Ian Hunter, The Singles Collection 1975-83 (7Ts GLAMCOD 132, 2012)
- Once Bitten, Twice Shy
- 3,000 Miles From Here
- Who Do You Love?
- All American Alien Boy
- You Nearly Did Me In
- Letter from Britannia to the Union Jack
- Justice of the Peace
- The Ballad of Little Star
- England Rocks
- Wild n’ Free
- When the Daylight Comes
- Life After Death
- Wild East
- Cleveland Rocks
- We Gotta Get Out of Here
- Live Medley: Once Bitten/Twice Shy/Bastard/Cleveland Rocks
- Sons and Daughters (Live)
- One of the Boys (Live)
- Lisa Likes Rock ‘n’ Roll
- All of the Good Ones are Taken
- Death ‘n’ Glory Boys
- Somethin’s Goin’ On
- All of the Good Ones are Taken (Slow Version)
CD 1, Tracks 1-2 from CBS single S-3194, 1975
CD 1, Tracks 3-4 from CBS single S-3486, 1975
CD 1, Tracks 5-6 from CBS single S-4268, 1976
CD 1, Tracks 7-8 from CBS single S-4479, 1976
CD 1, Tracks 9-10 from CBS single S-5229, 1977
CD 1, Tracks 11-12 from CBS single S-5497, 1977
CD 1, Tracks 13-14 from Chrysalis single CHS 2324, 1979
CD 1, Tracks 15-16 from Chrysalis single CHS 2346, 1979
CD 2, Tracks 1-2 from Chrysalis single CHS 2390, 1979
CD 2, Tracks 3-4 from Chrysalis “Double Play” single CHS 2434, 1980
CD 2, Tracks 5-6 from Chrysalis “Double Play” single CHS 2434, 1980
CD 2, Tracks 7-8 from Chrysalis single CHS 2542, 1981

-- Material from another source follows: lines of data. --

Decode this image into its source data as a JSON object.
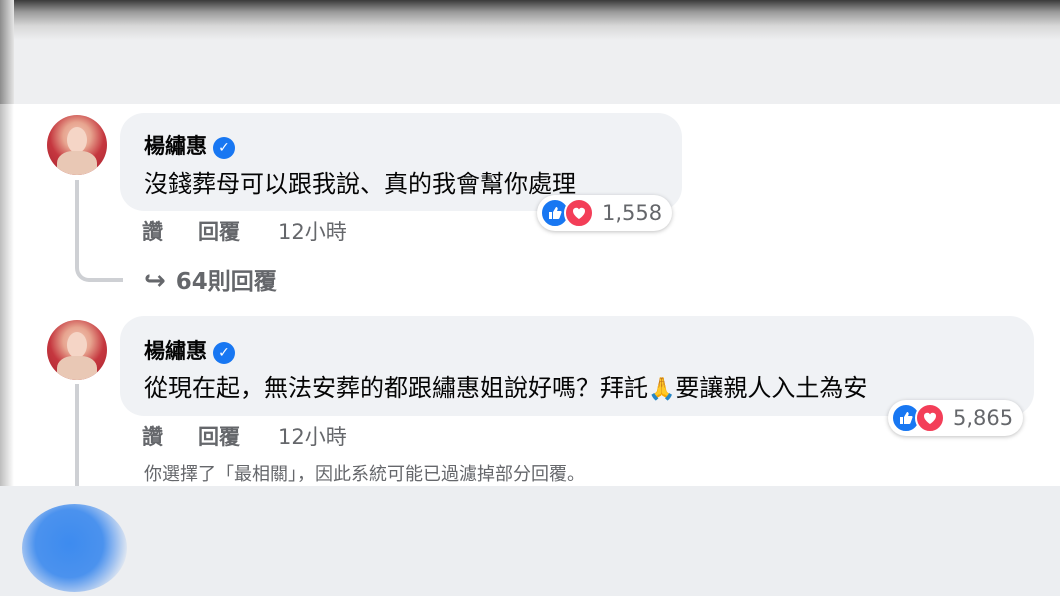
{
  "comments": [
    {
      "author": "楊繡惠",
      "text": "沒錢葬母可以跟我說、真的我會幫你處理",
      "reaction_count": "1,558",
      "actions": {
        "like": "讚",
        "reply": "回覆",
        "time": "12小時"
      },
      "replies_link": "64則回覆"
    },
    {
      "author": "楊繡惠",
      "text_before_emoji": "從現在起，無法安葬的都跟繡惠姐說好嗎？拜託",
      "emoji": "🙏",
      "text_after_emoji": "要讓親人入土為安",
      "reaction_count": "5,865",
      "actions": {
        "like": "讚",
        "reply": "回覆",
        "time": "12小時"
      }
    }
  ],
  "filter_note": "你選擇了「最相關」，因此系統可能已過濾掉部分回覆。",
  "icons": {
    "verified": "verified-badge-icon",
    "like": "like-reaction-icon",
    "love": "love-reaction-icon",
    "reply_arrow": "reply-arrow-icon"
  },
  "colors": {
    "bubble": "#f0f2f5",
    "verified": "#1877f2",
    "like": "#1877f2",
    "love": "#f33e58",
    "secondary_text": "#65676b"
  }
}
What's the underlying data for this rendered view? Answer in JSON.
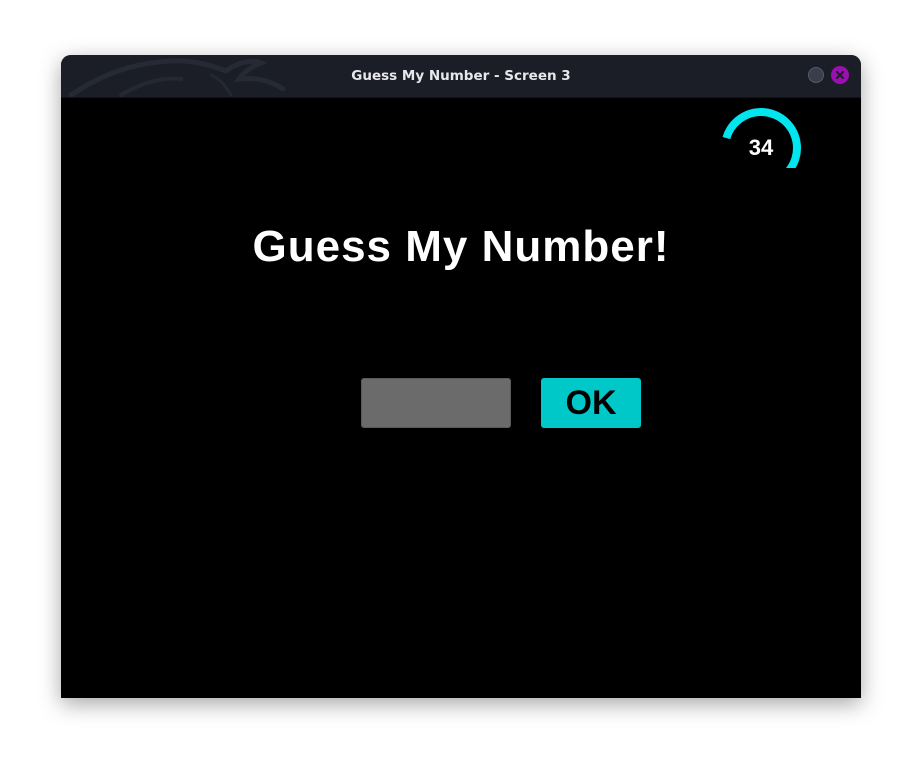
{
  "window": {
    "title": "Guess My Number - Screen 3"
  },
  "timer": {
    "value": "34",
    "fraction_remaining": 0.57,
    "color": "#00e5ee"
  },
  "game": {
    "heading": "Guess My Number!",
    "guess_input": {
      "value": "",
      "placeholder": ""
    },
    "ok_label": "OK"
  },
  "colors": {
    "titlebar": "#1b1e26",
    "background": "#000000",
    "input_fill": "#6b6b6b",
    "ok_button": "#00c8c8",
    "close_button": "#9a0fb0"
  },
  "icons": {
    "minimize": "minimize-circle-icon",
    "close": "close-x-icon",
    "titlebar_art": "dragon-watermark-icon"
  }
}
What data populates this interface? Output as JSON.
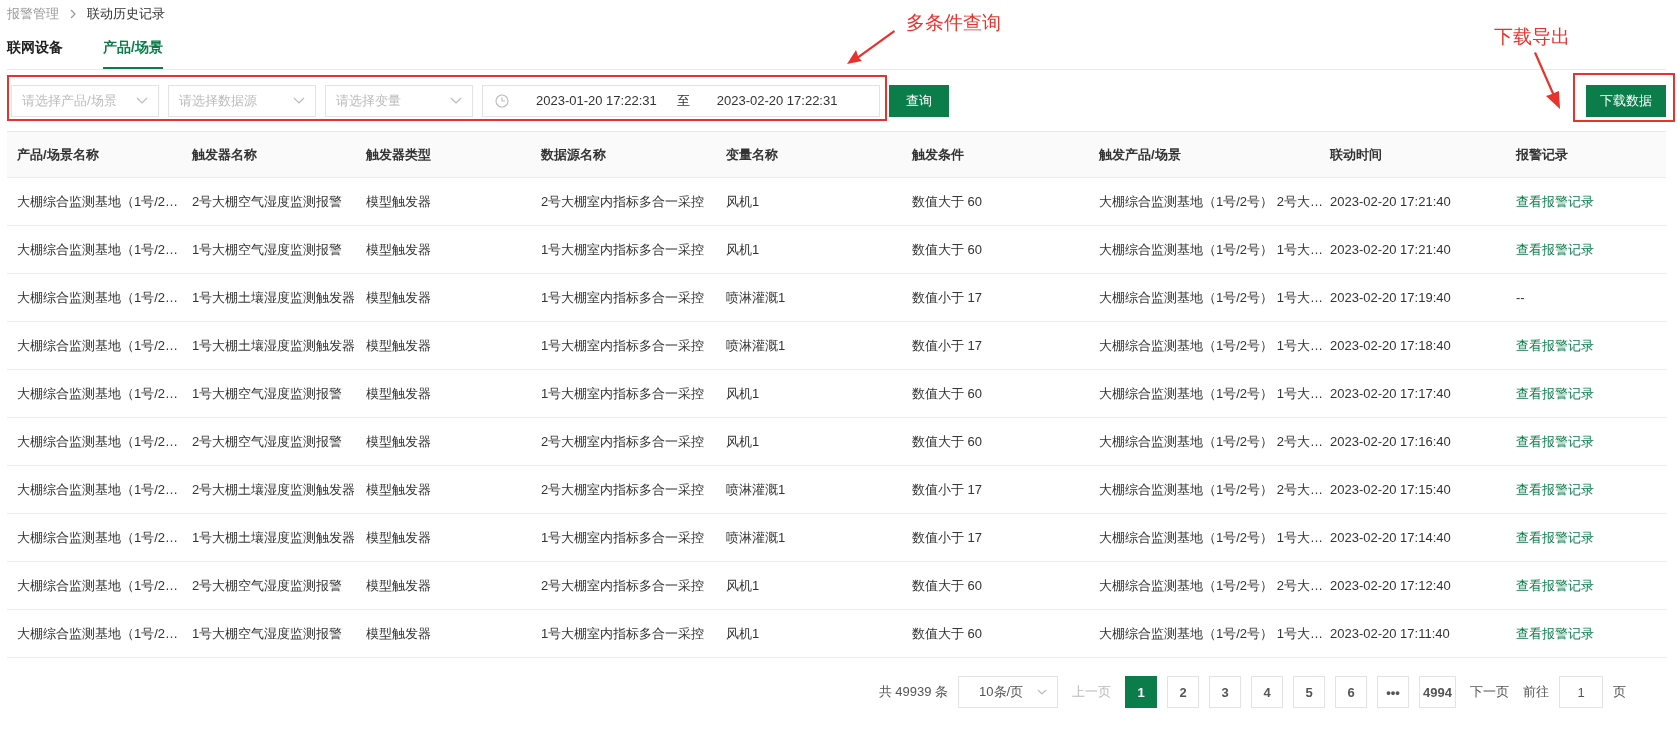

CD 2, Tracks 9-10 from CBS single A-3541, 1983
CD 2, Track 11 from CBS 12-inch single TA-3541, 1983
CD 2, Tracks 12-13 from CBS single A-3855, 1983